▸ **WORK INSTRUCTIONS**:
From the entries below, return every line that includes the word "name".
DATA Start Marker
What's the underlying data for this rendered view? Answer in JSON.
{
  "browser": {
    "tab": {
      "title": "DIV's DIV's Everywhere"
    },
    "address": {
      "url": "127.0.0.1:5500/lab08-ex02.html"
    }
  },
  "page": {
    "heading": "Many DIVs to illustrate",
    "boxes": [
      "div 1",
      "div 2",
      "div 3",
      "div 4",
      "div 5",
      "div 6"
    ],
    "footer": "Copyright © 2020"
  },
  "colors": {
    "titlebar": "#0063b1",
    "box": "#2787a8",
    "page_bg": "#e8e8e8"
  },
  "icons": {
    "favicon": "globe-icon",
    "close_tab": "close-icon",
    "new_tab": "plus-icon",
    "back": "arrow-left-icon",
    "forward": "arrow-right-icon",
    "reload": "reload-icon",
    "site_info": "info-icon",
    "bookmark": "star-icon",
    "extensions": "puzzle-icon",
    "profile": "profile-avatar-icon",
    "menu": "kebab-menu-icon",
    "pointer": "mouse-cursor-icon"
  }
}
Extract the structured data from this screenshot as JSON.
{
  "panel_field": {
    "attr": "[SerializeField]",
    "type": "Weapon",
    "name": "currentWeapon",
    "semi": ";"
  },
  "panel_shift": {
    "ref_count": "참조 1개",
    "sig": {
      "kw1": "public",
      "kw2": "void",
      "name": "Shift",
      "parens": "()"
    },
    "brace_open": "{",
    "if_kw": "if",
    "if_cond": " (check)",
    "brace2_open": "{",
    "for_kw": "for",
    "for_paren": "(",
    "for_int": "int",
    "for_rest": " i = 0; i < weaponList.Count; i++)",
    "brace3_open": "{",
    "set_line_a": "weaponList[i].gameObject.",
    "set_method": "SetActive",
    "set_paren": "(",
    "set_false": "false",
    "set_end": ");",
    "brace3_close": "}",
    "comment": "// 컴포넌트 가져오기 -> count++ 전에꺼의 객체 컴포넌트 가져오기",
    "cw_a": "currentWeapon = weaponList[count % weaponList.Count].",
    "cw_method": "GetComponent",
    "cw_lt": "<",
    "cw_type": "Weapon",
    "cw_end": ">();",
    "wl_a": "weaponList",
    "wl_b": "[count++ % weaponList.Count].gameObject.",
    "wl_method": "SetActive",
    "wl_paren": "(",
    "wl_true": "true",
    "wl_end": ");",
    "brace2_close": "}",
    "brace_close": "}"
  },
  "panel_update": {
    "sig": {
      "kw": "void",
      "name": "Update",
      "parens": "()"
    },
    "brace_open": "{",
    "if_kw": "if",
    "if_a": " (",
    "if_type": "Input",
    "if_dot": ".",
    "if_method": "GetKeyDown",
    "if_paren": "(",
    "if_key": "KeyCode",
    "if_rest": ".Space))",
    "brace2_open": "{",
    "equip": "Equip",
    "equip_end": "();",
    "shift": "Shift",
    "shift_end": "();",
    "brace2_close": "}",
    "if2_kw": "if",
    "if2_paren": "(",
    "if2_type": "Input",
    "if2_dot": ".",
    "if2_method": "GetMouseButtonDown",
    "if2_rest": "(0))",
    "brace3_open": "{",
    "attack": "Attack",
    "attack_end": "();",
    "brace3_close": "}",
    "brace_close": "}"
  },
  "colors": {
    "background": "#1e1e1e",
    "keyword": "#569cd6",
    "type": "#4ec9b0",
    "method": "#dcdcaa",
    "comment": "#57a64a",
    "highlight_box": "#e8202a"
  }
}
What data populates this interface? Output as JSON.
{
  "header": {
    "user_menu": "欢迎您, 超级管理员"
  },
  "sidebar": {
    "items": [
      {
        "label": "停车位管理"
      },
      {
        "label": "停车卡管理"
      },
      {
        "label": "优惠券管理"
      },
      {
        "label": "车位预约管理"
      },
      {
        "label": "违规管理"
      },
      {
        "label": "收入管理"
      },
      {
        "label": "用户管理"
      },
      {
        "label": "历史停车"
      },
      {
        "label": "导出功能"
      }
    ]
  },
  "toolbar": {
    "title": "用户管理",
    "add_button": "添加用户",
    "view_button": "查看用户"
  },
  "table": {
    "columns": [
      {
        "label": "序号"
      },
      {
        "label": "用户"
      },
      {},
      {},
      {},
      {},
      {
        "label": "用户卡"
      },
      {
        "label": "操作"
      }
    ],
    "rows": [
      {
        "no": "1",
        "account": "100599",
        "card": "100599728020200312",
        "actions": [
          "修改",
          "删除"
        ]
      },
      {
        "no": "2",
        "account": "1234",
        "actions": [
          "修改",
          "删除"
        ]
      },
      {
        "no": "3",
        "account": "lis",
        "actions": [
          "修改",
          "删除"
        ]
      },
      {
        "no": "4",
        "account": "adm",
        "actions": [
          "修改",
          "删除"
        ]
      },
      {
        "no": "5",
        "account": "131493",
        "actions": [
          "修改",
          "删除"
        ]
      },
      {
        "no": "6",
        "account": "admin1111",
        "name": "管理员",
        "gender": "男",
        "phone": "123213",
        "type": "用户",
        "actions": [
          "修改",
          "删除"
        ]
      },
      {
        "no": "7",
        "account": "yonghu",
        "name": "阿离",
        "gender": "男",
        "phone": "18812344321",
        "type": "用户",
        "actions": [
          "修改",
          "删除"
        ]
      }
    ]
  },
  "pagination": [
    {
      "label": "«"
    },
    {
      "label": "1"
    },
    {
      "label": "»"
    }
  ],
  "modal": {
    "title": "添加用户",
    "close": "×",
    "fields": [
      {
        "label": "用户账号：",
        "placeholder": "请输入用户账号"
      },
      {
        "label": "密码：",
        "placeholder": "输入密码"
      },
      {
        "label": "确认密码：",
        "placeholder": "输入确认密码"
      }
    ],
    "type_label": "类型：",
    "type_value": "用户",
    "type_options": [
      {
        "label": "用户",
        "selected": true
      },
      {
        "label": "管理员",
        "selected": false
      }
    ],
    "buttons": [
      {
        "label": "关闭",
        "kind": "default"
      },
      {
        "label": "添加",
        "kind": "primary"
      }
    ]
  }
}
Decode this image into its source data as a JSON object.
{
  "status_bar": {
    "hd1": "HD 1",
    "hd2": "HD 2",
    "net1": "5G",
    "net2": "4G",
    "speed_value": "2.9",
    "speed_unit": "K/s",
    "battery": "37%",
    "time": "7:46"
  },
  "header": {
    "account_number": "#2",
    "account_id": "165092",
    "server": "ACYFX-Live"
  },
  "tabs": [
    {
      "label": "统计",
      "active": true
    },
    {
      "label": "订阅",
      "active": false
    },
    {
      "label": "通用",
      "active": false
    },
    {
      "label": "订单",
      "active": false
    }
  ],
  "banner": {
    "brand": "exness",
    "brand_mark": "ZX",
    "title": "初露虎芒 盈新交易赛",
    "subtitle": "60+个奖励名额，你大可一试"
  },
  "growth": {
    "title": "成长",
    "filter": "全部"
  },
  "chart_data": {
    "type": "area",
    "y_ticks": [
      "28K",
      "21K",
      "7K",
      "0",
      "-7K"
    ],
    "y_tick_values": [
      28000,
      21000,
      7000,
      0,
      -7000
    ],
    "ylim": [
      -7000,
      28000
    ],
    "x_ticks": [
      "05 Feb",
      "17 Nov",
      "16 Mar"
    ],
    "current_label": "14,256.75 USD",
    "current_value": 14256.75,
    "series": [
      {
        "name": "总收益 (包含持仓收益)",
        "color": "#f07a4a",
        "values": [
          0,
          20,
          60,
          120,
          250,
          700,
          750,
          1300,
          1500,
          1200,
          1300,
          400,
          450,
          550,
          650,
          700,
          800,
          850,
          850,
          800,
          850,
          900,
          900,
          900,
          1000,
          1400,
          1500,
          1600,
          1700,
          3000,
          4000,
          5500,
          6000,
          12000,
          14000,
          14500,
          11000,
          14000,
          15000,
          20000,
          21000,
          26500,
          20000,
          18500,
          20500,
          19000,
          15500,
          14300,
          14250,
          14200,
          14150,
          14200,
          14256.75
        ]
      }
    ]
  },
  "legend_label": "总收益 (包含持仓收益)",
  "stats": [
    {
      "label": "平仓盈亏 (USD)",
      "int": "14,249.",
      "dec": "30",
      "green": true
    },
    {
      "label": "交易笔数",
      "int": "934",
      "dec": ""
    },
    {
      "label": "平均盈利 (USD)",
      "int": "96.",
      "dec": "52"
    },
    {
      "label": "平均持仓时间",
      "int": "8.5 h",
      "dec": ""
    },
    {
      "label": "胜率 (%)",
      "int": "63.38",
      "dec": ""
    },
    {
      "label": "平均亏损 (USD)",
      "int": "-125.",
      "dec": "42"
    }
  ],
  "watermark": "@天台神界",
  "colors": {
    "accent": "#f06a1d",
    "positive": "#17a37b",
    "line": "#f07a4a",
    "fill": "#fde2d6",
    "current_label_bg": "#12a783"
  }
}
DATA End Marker
▸ **OUTPUT FOR THIS TASK**:
    "name": "currentWeapon",
      "name": "Shift",
      "name": "Update",
        "name": "管理员",
        "name": "阿离",
        "name": "总收益 (包含持仓收益)",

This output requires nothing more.